But what if someone would find out? This is what the research tested. And they did it with what’s called a “bogus pipeline” experiment. That’s an experiment where the subjects are connected to a fake polygraph test to coerce them to answer questions truthfully.
One question they tested was, “How often do you exercise?”
Most participants gave a standard answer; they exercised a “normal” amount each week. But one batch of answers came back lower. They admitted they exercised less than normal. You might think that was completely random, but it wasn’t.
You can guess which group was more honest.
Thinking they’d be found out if they lied, they group using the fake polygraph test told the truth.
Keeping Goals on Track
Everyone lies occasionally. Especially to make themselves look or feel better.
But the research tells us if you think you’ll be caught, you’re far more likely to be honest.
How can you use that knowledge to keep your goals on track? The same way I used it to keep myself on the straight and narrow for my 6:00 wakeup call.
I knew if I didn’t actually get up on time, there’d be no way to make an excuse; I’d be found out by the person who was counting on me to show up.
Not only that, but I knew he was counting on me for his success as well. Lying wouldn’t just hurt me, it would hurt him, too.
Since I knew I’d be found out and there was no way to rationalize my way out of taking action towards my goal, I rubbed my eyes every morning when the alarm went off and got up because I didn’t want anyone to know I’d failed to meet my goal and I didn’t want to let my friend down.
If I hadn’t had that bit of accountability to keep me motivated, it would have been a lot easier to hit snooze, close my eyes, and tell myself, “we’ll just start tomorrow” … day after day after day.
Do This In The Next 10 Minutes
If there’s a new goal or habit you’re trying to dedicate yourself to, you can keep yourself on track by setting up your own accountability measures.
- Find someone to check in with every day who will know if you’re telling the truth or not. It could be someone from work or a friend with a similar goal.
- Tell your friends and family about your goal. Sharing your plans with an audience increases the feeling of responsibility to complete the goal. And having the regular support and check-ins that follows will remind you of the work you need to do to finish on time.
- Focus on goals that are more internally motivating. After all, the easiest habits to build are the ones you don’t care if anyone else know about.

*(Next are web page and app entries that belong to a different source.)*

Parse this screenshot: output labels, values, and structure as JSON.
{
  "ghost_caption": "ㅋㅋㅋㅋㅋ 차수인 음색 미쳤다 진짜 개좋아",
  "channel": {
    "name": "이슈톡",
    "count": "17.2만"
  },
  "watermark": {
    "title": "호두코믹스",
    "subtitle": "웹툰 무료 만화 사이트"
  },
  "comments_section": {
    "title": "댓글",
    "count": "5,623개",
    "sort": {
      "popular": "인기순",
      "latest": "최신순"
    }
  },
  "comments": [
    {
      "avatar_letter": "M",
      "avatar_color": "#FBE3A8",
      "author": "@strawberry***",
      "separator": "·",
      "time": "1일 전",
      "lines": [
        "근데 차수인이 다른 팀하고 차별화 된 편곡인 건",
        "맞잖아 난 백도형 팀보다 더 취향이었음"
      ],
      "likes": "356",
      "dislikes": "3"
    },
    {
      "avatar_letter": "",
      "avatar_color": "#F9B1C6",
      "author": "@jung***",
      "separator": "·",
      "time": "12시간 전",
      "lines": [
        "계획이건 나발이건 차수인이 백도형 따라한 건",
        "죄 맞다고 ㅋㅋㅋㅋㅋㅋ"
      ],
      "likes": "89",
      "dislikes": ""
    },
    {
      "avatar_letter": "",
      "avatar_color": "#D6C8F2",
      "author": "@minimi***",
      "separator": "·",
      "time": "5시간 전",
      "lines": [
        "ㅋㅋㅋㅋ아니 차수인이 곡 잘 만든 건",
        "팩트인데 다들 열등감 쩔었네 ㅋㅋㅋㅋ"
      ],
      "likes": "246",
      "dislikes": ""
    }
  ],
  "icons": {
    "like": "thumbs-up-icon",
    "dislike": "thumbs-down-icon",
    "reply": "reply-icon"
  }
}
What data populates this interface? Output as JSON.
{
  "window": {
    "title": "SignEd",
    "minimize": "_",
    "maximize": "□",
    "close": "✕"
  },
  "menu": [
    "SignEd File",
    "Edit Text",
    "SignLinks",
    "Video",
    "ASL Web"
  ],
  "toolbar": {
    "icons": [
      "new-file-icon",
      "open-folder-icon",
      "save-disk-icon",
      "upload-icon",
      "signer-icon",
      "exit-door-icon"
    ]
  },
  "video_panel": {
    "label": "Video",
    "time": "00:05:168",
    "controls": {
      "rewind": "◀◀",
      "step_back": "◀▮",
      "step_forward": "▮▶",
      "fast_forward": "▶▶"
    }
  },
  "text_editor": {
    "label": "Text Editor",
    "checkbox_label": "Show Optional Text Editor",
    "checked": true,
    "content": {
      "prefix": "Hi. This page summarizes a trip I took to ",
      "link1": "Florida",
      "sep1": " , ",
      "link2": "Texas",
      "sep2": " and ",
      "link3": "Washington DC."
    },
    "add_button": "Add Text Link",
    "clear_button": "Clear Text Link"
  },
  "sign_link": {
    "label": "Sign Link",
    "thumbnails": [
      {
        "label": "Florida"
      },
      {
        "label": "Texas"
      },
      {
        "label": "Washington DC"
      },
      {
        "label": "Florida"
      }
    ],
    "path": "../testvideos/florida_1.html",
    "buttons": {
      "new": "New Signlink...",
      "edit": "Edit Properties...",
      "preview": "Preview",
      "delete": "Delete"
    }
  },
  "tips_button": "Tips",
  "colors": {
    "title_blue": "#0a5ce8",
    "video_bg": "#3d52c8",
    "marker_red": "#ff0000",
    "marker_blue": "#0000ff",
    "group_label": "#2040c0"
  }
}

- Source: Motivation to Report Sensitive Behaviors on Surveys: Evidence From a Bogus Pipeline Experiment
- Even if the only person you’re fooling is yourself